> [Try it]: Restate each entry below exactly; pictures stay out of the copy.

> [Provided records]:
--- START ---

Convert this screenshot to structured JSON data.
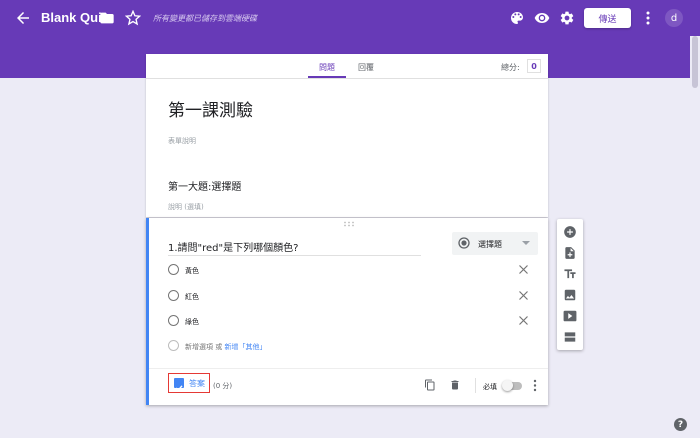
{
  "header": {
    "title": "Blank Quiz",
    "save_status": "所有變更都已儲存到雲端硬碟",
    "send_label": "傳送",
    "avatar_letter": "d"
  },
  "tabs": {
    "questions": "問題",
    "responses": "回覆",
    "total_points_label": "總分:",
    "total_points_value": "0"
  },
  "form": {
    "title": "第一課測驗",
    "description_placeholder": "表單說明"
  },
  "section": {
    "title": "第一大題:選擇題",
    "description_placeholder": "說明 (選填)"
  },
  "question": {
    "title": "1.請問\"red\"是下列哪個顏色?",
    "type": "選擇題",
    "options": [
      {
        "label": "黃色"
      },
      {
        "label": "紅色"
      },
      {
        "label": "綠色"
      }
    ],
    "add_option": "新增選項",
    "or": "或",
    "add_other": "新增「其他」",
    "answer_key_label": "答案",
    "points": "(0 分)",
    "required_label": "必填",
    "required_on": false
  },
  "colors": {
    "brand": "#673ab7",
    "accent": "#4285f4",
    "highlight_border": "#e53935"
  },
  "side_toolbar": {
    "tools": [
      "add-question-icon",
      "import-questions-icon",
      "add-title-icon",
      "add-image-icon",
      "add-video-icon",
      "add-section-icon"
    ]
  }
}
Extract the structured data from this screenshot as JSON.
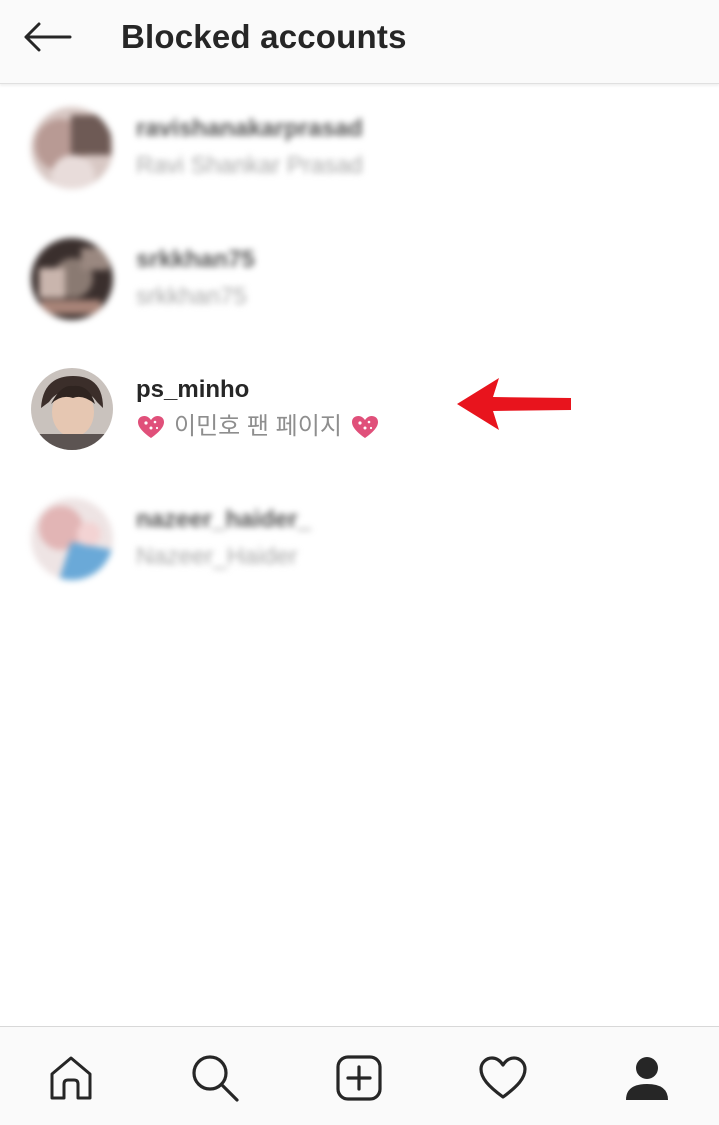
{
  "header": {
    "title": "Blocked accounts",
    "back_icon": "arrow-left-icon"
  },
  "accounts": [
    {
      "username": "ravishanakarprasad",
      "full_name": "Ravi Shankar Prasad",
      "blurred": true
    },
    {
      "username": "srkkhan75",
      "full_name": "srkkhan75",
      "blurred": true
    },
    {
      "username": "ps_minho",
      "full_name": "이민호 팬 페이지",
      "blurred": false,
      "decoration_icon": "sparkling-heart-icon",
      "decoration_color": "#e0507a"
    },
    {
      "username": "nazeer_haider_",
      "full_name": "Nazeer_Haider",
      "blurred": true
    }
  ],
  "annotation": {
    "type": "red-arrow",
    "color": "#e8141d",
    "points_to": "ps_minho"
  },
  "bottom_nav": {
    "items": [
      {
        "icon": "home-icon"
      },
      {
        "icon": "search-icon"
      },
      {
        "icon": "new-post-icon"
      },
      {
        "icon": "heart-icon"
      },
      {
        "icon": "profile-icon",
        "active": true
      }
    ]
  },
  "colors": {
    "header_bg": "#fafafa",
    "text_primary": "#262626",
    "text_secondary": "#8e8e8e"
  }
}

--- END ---

> [Task response]:
Convert this screenshot to structured JSON data.
{
  "header": {
    "title": "Blank Quiz",
    "save_status": "所有變更都已儲存到雲端硬碟",
    "send_label": "傳送",
    "avatar_letter": "d"
  },
  "tabs": {
    "questions": "問題",
    "responses": "回覆",
    "total_points_label": "總分:",
    "total_points_value": "0"
  },
  "form": {
    "title": "第一課測驗",
    "description_placeholder": "表單說明"
  },
  "section": {
    "title": "第一大題:選擇題",
    "description_placeholder": "說明 (選填)"
  },
  "question": {
    "title": "1.請問\"red\"是下列哪個顏色?",
    "type": "選擇題",
    "options": [
      {
        "label": "黃色"
      },
      {
        "label": "紅色"
      },
      {
        "label": "綠色"
      }
    ],
    "add_option": "新增選項",
    "or": "或",
    "add_other": "新增「其他」",
    "answer_key_label": "答案",
    "points": "(0 分)",
    "required_label": "必填",
    "required_on": false
  },
  "colors": {
    "brand": "#673ab7",
    "accent": "#4285f4",
    "highlight_border": "#e53935"
  },
  "side_toolbar": {
    "tools": [
      "add-question-icon",
      "import-questions-icon",
      "add-title-icon",
      "add-image-icon",
      "add-video-icon",
      "add-section-icon"
    ]
  }
}
Extract the structured data from this screenshot as JSON.
{
  "header": {
    "title": "Blocked accounts",
    "back_icon": "arrow-left-icon"
  },
  "accounts": [
    {
      "username": "ravishanakarprasad",
      "full_name": "Ravi Shankar Prasad",
      "blurred": true
    },
    {
      "username": "srkkhan75",
      "full_name": "srkkhan75",
      "blurred": true
    },
    {
      "username": "ps_minho",
      "full_name": "이민호 팬 페이지",
      "blurred": false,
      "decoration_icon": "sparkling-heart-icon",
      "decoration_color": "#e0507a"
    },
    {
      "username": "nazeer_haider_",
      "full_name": "Nazeer_Haider",
      "blurred": true
    }
  ],
  "annotation": {
    "type": "red-arrow",
    "color": "#e8141d",
    "points_to": "ps_minho"
  },
  "bottom_nav": {
    "items": [
      {
        "icon": "home-icon"
      },
      {
        "icon": "search-icon"
      },
      {
        "icon": "new-post-icon"
      },
      {
        "icon": "heart-icon"
      },
      {
        "icon": "profile-icon",
        "active": true
      }
    ]
  },
  "colors": {
    "header_bg": "#fafafa",
    "text_primary": "#262626",
    "text_secondary": "#8e8e8e"
  }
}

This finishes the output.